“As you know, we do have a service that we use to provide such support for other emerging exchanges around the continent, given the expertise that we have developed over the years and so the significance is that we are supporting market development and we are providing expertise to make it easier and more cost effective for an exchange such as the Lagos Commodity exchange to hit the ground running,” he said.
Acting Chief Executive Officer of the proposed LCFE, Mr Akin Akeredolu-Ale, also reiterated the strategic position of the NSE in providing technical and technological support for the LCFE.
Managing Director, Crane Securities Limited, Mr. Mike Eze, described the efforts of government and regulators as a welcome development. He said: “As an investor, your chances of risks are very less if you choose to invest in commodities trading.”
Explaining the importance of commodity exchange, aside helping to deepen the activities of the capital market with the introduction of new products, Eze said that it will increase the earnings of the producers by reducing the effects or price volatility, provide a basis for risk management and serve as mechanism for effective pricing.
“The benefits of a commodity exchange include market price discovery as well as access to information concerning commodities traded on the commodities Exchanges, which are available to brokers in advance of trading i.e. quality, location and time of delivery, thus facilitating pricing, among others.”

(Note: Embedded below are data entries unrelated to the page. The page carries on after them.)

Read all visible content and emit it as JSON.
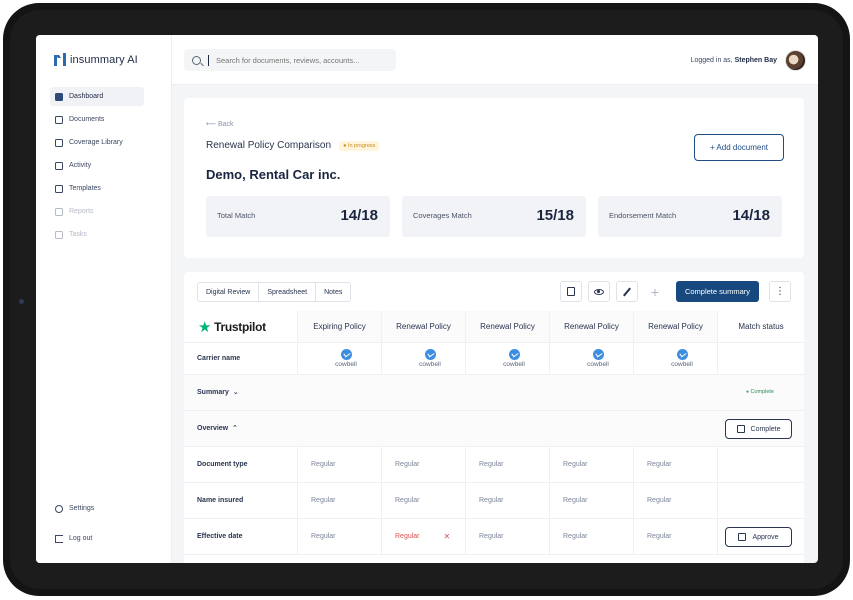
{
  "app": {
    "logo_text": "insummary AI"
  },
  "sidebar": {
    "items": [
      {
        "label": "Dashboard"
      },
      {
        "label": "Documents"
      },
      {
        "label": "Coverage Library"
      },
      {
        "label": "Activity"
      },
      {
        "label": "Templates"
      },
      {
        "label": "Reports"
      },
      {
        "label": "Tasks"
      }
    ],
    "settings_label": "Settings",
    "logout_label": "Log out"
  },
  "topbar": {
    "search_placeholder": "Search for documents, reviews, accounts...",
    "logged_in_prefix": "Logged in as,",
    "user_name": "Stephen Bay"
  },
  "summary": {
    "back_label": "Back",
    "title": "Renewal Policy Comparison",
    "status_badge": "In progress",
    "company": "Demo, Rental Car inc.",
    "add_document_label": "+ Add document",
    "stats": [
      {
        "label": "Total Match",
        "value": "14/18"
      },
      {
        "label": "Coverages Match",
        "value": "15/18"
      },
      {
        "label": "Endorsement Match",
        "value": "14/18"
      }
    ]
  },
  "comparison": {
    "tabs": [
      "Digital Review",
      "Spreadsheet",
      "Notes"
    ],
    "complete_summary_label": "Complete summary",
    "brand_label": "Trustpilot",
    "columns": [
      "Expiring Policy",
      "Renewal Policy",
      "Renewal Policy",
      "Renewal Policy",
      "Renewal Policy",
      "Match status"
    ],
    "carrier_row_label": "Carrier name",
    "carrier_name": "cowbell",
    "summary_section": {
      "label": "Summary",
      "status": "Complete"
    },
    "overview_section": {
      "label": "Overview",
      "action_label": "Complete"
    },
    "rows": [
      {
        "label": "Document type",
        "cells": [
          "Regular",
          "Regular",
          "Regular",
          "Regular",
          "Regular"
        ]
      },
      {
        "label": "Name insured",
        "cells": [
          "Regular",
          "Regular",
          "Regular",
          "Regular",
          "Regular"
        ]
      },
      {
        "label": "Effective date",
        "cells": [
          "Regular",
          "Regular",
          "Regular",
          "Regular",
          "Regular"
        ],
        "action_label": "Approve"
      }
    ]
  },
  "colors": {
    "primary": "#17497f",
    "accent_green": "#00b67a",
    "warning": "#c8891e",
    "error": "#d9534f"
  }
}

A robust commodity exchange is particularly critical now, given the increasing emphasis on agriculture, which is expected to enhance non-oil revenue in the country.